[Horizons BetaPro says that yesterday’s post overstated the risks associated with the BetaPro S&P/TSX 60 Index ETF. I received the following clarification from HBP that addresses the three risks mentioned in the post.]
100% of the HXT portfolio is held in Cash securities with our Custodian and Sub-Custodians. Counterparty risk is limited to the marked-to-market value of the Swap, which in accordance with NI 81-102 governing mutual funds, cannot generally exceed more than 10% of the Net Asset Value of the ETF
From our perspective, there is very limited counterparty risk as it solely hinges on the very unlikely scenario that National Bank of Canada, one of Canada’s largest financial institutions, is not able to meet it’s obligations under the Swap.
There is potentially a higher tracking error that can result from traditional index replication – holding the physical securities – which can result in compounded tracking error over time and a difference in the returns of the ETF in comparison to the index it tracks.
You wrote that you’re concerned that swap agreements could be amended and expenses may be amended, resulting in investors paying swap fees.

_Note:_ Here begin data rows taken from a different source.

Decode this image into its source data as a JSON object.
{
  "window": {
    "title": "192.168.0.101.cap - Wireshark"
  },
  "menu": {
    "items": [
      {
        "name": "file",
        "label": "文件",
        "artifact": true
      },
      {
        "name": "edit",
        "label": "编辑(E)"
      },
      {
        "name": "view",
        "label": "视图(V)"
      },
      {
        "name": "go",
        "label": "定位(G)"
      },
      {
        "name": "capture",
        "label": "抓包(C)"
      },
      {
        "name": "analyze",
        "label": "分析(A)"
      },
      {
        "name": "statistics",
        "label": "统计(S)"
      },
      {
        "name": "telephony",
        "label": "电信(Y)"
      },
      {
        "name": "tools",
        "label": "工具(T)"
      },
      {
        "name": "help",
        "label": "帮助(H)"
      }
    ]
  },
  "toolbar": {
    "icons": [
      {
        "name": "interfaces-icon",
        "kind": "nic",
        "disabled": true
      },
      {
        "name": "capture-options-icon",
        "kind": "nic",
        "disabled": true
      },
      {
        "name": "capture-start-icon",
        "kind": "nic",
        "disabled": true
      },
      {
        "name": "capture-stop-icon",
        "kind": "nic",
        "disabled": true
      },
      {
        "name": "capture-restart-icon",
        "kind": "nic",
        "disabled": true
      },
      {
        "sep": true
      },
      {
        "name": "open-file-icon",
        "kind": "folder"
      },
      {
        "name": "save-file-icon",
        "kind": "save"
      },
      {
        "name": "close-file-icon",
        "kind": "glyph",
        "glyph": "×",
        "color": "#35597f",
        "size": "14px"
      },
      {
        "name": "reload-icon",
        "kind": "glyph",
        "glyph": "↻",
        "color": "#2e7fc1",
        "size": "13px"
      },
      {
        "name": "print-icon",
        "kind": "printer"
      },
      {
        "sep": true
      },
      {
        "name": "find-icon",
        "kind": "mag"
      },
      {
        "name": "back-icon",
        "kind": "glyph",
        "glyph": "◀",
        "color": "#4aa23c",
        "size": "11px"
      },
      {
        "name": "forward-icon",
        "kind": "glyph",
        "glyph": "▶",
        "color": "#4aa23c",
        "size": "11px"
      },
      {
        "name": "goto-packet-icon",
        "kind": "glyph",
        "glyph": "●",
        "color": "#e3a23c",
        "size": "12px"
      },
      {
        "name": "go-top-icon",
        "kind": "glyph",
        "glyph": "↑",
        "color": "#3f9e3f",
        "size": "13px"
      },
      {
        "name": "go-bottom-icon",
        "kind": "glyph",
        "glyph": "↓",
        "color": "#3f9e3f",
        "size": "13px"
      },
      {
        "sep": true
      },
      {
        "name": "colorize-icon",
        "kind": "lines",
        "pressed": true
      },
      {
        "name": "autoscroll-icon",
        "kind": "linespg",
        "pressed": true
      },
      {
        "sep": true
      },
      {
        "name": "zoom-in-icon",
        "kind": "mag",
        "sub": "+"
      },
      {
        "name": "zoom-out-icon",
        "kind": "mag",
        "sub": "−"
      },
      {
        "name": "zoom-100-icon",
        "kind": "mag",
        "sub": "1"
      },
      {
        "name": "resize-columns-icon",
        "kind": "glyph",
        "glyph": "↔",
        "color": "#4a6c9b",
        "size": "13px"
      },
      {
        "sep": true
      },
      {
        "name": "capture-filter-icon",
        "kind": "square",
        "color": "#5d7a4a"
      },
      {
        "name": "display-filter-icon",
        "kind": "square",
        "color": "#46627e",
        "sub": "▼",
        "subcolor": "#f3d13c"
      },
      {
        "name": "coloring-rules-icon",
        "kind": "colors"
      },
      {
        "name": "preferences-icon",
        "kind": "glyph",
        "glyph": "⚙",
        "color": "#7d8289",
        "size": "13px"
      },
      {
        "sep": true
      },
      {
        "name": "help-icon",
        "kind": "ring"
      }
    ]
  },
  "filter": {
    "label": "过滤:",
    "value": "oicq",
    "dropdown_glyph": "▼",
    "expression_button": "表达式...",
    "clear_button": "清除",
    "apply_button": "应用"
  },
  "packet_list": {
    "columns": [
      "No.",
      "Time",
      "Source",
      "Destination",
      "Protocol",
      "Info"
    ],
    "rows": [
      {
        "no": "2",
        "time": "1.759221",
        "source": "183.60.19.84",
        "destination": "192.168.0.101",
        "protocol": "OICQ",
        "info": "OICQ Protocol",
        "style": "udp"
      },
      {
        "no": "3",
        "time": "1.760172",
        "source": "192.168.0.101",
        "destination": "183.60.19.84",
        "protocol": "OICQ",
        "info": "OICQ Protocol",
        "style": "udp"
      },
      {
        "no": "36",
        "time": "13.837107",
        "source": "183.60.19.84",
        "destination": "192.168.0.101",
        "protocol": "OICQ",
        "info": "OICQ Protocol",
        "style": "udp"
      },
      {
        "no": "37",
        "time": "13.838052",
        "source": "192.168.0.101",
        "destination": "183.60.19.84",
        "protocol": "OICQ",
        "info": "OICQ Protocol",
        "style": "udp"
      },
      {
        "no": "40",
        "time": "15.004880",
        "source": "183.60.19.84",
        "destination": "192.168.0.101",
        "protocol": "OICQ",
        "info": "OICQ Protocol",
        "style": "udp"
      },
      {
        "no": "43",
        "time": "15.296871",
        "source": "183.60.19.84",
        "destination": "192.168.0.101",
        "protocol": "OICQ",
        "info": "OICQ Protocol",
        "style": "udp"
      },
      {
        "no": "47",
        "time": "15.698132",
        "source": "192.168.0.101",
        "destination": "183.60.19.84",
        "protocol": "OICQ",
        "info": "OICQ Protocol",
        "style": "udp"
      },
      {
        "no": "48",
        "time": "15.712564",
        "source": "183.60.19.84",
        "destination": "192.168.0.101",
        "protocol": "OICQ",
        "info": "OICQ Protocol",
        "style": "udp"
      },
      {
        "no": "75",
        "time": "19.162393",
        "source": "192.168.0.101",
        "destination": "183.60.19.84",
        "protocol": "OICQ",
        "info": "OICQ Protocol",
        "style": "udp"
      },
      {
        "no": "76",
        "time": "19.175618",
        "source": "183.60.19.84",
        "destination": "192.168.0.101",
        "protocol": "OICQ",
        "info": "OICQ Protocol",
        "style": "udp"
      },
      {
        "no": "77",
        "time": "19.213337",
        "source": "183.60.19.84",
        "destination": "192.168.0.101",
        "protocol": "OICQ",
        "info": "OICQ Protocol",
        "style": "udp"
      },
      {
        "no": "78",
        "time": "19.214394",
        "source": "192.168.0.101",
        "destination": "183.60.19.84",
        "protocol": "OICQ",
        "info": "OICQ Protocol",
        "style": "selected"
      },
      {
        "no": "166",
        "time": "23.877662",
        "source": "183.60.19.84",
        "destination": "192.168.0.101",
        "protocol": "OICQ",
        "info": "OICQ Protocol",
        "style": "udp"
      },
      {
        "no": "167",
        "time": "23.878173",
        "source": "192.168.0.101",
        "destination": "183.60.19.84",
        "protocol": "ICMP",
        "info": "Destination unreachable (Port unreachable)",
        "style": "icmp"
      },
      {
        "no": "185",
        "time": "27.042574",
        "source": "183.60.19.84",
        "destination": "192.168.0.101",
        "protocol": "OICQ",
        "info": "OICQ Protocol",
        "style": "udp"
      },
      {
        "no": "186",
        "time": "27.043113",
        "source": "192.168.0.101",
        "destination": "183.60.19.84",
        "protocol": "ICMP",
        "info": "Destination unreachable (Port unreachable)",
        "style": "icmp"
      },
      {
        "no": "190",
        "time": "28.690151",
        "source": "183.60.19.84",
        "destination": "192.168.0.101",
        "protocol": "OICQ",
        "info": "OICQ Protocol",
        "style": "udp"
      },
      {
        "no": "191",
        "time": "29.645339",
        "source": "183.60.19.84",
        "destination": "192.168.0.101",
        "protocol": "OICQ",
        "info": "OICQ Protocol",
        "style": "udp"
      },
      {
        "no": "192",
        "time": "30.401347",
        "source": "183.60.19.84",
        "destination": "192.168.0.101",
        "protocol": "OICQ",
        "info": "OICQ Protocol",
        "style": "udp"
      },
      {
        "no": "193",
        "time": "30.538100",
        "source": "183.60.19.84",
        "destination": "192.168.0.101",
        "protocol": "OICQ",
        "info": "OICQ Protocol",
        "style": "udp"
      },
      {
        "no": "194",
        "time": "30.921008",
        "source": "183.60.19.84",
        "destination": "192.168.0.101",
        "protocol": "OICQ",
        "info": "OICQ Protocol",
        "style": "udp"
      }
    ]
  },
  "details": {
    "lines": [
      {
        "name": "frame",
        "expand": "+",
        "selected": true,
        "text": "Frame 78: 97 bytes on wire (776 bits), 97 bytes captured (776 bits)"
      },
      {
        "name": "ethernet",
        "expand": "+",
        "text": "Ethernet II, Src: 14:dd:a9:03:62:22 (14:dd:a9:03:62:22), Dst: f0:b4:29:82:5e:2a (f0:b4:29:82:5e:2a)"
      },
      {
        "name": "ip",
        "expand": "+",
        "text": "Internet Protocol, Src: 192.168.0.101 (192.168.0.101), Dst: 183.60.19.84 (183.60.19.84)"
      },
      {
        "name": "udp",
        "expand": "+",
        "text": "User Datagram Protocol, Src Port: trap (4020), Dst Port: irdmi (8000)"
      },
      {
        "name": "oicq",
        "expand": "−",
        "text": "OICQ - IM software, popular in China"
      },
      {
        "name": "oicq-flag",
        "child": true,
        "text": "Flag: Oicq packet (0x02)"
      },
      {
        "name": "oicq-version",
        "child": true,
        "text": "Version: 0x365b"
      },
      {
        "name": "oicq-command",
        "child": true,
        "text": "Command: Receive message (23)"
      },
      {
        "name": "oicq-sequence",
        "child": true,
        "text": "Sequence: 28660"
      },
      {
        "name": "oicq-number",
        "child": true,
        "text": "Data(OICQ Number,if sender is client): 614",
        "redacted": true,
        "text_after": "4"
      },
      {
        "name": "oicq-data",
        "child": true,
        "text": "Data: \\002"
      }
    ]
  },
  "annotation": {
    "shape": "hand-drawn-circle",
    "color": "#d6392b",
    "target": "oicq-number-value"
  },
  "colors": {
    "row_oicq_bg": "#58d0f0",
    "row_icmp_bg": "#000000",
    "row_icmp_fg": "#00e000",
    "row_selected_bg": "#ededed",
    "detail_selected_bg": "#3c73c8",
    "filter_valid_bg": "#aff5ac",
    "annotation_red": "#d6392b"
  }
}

Under the current Swap with our Counterparty, which matures in 5 years, this cannot happen. The swap fee is locked at zero for five years.
We used the words “Initially, …” in the Swap Fee section of the Prospectus because there is always the remote possibility that we have to enter into a new Swap with one or more new counterparties i.e. if the ETF gets too large for our current Counterparty, which may require us to pay a swap fee, we cannot quantify what is “too large” but we do not anticipate this ever happening.
Horizons BetaPro has a longstanding relationship with our Counterparty, and there has never been any issue with the existing over-the-counter derivative products used for other ETFs. . Individual investors are not expected to incur any distributions. As was stated in a previous email, in the unlikelihood that a distribution occurs, a process is in place to offset those gains to redeeming dealer unitholders. Again, individual investors will not incur the cost of any distributions.
Unclear Tax Treatment
Here is a complete explanation of the tax treatment of HXT which is available www.horizonsetfs.com/HXT
The Manager does not anticipate any income distributions from HXT for unitholders who buy and sell their units through normal market facilities. HXT should not have any net income for tax purposes to allocate to its unitholders who do not redeem their units. It is expected that any income that HXT earns in any year will be offset by expenses that are deductible during that year.
As the Manager intends to maintain the TRS, HXT should only realize income if the TRS has to be partially settled as a result of a redemption request that is done through the Manager instead of through normal market facilities. If this occurs, then the Manager intends, on behalf of HXT, to allocate any income realized to the party redeeming their units. Provided an HXT unitholder does not submit a request to redeem their units through the Manager, the Manager does not expect the unitholder will receive any income distributions for tax purposes.
Again, there is a remote possibility that the ETF will make a distribution, but Horizons BetaPro will apply the same standard of care in minimizing taxable distributions with its ETF it has taken with the other Horizons BetaPro ETFs, which have never paid a taxable distribution.